John William Burdon was born in London in 1782 began in the Sherry trade working as a clerk for Duff Gordon in El Puerto de Santa Maria. He eventually left to start his own business in 1821. Before long he was doing well enough to take over the old Harmony family bodegas. In 1854 he shipped more Sherry than any other shipper, and prospered. His firm was awarded the Royal warrant by King Alfonso XIII and allowed to use the colours of the Spanish flag on the decoration of his bottles.
He married one Carmen Borges, but there was no issue and towards the end of his life he returned to England, selling the business to Luis de la Cuesta proprietor of bodegas Jose de la Cuesta (established in 1849 and producers of Troubadour Sherries). Eventually the combined business was sold to Luis Caballero in 1932. Caballero marketed some basic styles of Cuesta and Burdon Sherry into the late 1980s, the latter still with little tassles round the bottlnecks in the colours of the Spanish flag, but not any longer. They are preoccupied with Lustau, who now operate the Burdon soleras.
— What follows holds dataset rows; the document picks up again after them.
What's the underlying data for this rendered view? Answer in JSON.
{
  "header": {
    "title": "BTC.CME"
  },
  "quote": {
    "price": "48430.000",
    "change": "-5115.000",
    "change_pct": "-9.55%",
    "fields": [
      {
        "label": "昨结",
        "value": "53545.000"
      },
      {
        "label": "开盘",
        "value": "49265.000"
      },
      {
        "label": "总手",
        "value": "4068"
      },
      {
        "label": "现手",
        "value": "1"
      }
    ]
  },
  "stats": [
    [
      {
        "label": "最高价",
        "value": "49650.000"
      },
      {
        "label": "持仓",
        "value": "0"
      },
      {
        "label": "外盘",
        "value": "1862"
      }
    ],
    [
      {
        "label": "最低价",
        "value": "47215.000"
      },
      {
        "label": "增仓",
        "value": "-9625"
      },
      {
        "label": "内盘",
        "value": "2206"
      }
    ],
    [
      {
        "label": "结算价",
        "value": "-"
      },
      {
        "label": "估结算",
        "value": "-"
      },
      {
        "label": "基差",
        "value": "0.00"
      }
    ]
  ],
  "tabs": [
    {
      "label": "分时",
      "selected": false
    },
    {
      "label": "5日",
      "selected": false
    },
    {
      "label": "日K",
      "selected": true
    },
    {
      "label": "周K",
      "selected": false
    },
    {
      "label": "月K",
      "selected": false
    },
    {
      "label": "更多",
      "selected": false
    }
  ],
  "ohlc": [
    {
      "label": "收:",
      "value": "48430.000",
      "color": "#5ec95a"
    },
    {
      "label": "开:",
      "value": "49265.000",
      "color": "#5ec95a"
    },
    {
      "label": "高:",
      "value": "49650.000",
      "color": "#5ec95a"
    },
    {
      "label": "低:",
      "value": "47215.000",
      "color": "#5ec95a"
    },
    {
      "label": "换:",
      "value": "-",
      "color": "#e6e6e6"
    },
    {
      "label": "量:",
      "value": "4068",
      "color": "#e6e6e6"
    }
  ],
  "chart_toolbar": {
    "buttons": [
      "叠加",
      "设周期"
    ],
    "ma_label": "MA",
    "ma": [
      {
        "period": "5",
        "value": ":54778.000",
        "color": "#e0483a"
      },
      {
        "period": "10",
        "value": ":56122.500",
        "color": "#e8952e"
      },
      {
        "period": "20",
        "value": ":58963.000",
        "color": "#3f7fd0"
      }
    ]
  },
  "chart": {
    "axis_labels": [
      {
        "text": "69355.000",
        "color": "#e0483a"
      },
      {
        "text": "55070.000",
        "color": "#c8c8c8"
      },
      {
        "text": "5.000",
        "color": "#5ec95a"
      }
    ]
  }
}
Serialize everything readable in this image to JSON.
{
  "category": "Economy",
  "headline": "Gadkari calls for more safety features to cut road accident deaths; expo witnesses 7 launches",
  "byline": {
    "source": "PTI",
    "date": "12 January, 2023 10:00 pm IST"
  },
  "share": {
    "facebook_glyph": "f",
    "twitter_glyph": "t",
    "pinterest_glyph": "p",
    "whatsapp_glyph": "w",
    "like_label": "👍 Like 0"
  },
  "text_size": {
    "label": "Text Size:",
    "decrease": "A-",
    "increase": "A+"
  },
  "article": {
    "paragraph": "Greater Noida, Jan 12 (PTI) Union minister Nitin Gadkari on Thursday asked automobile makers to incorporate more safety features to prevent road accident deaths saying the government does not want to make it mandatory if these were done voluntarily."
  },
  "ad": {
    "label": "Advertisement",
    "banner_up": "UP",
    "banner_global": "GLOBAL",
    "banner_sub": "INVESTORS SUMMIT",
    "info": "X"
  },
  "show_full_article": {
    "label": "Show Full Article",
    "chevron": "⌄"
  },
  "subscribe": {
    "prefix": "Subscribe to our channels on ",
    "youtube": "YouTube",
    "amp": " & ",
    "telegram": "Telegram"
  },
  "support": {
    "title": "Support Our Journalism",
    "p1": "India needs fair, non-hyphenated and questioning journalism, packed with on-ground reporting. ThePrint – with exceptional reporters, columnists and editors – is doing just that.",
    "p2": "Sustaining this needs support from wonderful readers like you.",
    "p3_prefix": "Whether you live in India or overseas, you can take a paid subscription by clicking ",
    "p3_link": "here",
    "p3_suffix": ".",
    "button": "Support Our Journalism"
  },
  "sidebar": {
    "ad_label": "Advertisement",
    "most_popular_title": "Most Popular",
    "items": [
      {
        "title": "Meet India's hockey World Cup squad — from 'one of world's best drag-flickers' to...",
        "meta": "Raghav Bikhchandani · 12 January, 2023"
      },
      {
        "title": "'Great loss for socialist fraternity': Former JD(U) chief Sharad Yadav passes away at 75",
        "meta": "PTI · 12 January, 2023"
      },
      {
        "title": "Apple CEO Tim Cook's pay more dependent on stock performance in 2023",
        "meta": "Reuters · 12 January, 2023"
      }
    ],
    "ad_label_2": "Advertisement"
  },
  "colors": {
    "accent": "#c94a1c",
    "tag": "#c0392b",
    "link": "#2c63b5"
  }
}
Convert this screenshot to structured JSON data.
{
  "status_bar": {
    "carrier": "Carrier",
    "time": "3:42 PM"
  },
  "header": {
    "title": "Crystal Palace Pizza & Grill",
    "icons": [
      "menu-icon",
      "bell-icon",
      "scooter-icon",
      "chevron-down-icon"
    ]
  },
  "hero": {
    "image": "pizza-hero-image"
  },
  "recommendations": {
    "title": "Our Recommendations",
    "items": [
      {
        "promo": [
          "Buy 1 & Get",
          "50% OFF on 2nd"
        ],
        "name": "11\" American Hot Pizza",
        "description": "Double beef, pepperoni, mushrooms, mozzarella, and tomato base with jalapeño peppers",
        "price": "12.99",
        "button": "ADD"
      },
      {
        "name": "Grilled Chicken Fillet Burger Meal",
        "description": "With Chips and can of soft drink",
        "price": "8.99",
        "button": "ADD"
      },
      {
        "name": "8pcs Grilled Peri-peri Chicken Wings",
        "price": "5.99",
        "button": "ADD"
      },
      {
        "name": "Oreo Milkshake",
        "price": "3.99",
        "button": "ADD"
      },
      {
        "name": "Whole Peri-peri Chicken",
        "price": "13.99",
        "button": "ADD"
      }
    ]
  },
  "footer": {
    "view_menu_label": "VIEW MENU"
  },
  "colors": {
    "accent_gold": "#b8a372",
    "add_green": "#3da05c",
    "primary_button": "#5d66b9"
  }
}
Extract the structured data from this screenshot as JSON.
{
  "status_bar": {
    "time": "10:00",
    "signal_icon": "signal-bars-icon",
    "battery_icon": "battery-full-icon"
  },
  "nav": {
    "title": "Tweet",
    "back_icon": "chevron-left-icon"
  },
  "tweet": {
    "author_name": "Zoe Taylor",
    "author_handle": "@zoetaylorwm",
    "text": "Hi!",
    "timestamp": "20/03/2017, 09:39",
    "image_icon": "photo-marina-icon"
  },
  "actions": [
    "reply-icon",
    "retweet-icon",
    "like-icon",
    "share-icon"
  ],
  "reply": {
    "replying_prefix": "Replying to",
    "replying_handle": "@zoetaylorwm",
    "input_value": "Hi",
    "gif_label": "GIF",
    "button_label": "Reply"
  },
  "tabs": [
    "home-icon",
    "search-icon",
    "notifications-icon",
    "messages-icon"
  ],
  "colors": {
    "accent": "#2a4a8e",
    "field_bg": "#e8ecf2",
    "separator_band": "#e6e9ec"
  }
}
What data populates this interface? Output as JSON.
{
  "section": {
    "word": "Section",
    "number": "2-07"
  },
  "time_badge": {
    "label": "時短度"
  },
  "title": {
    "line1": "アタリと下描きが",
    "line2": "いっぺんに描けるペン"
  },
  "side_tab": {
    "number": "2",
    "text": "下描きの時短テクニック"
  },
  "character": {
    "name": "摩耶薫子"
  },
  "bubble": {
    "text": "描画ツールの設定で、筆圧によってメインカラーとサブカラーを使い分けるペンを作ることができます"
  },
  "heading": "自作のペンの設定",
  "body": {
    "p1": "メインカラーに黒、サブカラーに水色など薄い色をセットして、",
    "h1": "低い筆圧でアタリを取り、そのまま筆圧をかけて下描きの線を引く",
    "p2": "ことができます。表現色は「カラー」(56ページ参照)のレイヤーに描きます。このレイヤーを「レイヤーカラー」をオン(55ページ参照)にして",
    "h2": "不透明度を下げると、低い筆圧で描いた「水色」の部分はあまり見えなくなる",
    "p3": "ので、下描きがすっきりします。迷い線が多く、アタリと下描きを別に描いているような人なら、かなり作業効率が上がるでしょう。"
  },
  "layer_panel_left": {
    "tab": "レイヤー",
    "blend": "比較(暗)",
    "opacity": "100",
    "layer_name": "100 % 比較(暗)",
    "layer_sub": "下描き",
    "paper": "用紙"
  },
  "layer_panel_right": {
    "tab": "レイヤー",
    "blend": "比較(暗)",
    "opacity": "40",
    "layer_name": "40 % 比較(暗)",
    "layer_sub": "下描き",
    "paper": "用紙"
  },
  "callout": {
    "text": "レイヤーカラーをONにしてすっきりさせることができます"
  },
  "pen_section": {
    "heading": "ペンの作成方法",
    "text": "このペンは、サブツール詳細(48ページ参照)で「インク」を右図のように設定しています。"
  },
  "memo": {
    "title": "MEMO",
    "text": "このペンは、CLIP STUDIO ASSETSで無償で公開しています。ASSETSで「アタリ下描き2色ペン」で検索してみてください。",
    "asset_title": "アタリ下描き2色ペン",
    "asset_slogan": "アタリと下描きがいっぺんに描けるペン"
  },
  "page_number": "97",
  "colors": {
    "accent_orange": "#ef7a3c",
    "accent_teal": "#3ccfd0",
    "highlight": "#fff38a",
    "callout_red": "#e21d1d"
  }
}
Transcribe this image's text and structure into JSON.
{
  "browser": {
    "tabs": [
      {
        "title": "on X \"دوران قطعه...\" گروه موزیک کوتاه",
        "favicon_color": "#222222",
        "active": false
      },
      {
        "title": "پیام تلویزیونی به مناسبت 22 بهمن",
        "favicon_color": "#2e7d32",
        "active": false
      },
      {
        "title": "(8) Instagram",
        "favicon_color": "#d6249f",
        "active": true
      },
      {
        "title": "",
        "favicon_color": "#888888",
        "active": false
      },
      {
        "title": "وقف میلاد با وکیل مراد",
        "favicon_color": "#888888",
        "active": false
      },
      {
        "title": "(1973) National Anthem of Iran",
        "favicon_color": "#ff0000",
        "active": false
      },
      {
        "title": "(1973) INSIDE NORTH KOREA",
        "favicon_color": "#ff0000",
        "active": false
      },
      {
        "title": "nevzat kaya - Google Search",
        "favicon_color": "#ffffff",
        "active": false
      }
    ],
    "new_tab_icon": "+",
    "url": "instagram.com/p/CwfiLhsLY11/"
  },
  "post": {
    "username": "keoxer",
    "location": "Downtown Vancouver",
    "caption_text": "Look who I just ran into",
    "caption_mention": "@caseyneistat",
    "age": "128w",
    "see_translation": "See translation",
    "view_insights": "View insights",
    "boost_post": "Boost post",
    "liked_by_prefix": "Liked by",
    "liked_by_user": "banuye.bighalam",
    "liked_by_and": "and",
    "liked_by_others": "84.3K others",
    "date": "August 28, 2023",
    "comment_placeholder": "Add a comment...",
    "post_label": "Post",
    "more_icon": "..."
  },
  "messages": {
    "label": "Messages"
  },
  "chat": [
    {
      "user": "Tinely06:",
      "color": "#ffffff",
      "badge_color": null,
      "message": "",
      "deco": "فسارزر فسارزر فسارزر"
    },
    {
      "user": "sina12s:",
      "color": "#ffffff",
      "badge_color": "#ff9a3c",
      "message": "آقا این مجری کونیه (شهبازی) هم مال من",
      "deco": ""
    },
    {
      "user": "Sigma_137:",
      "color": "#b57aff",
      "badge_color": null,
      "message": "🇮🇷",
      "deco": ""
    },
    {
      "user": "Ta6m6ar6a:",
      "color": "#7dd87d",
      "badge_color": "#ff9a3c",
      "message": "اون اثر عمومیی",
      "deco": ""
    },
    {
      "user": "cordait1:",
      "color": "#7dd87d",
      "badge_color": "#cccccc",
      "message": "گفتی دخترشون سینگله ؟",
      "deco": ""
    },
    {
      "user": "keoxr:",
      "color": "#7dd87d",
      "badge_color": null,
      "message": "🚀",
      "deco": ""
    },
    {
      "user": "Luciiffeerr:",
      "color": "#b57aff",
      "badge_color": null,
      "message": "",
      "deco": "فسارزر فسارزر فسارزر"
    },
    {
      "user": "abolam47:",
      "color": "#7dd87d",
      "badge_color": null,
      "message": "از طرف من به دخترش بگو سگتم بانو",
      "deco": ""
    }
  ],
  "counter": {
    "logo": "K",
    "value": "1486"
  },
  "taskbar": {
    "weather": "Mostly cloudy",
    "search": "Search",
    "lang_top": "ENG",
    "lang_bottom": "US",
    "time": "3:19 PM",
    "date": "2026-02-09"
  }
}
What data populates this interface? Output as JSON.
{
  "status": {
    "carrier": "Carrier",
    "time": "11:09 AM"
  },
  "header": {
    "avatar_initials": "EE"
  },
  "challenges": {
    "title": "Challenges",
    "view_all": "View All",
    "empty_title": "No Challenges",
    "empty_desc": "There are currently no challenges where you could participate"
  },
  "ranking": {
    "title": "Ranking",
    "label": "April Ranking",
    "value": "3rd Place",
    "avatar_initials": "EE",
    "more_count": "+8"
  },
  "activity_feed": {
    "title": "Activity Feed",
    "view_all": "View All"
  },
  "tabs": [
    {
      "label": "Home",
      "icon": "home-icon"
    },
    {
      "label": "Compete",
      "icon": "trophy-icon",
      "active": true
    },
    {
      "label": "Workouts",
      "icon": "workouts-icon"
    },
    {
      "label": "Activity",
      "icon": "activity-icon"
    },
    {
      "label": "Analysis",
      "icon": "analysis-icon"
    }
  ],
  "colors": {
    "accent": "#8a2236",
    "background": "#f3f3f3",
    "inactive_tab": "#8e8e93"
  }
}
Burdon's house with his monogram and his magnificent Medinaceli bodegas in C/San Bartolome still stand, but the bodegas are now stables for the Terry horses. Caballero still possess Burdon's accounts and many letters, as well as his clock and an equestrian portrait.
Some of the brands were: Burdon Fino, Dry Oloroso, Moscatel, Manzanilla Don John, Medium Amontillado and Rich Cream, Don Luis Fine Old Amontillado, but the star was Heavenly Cream.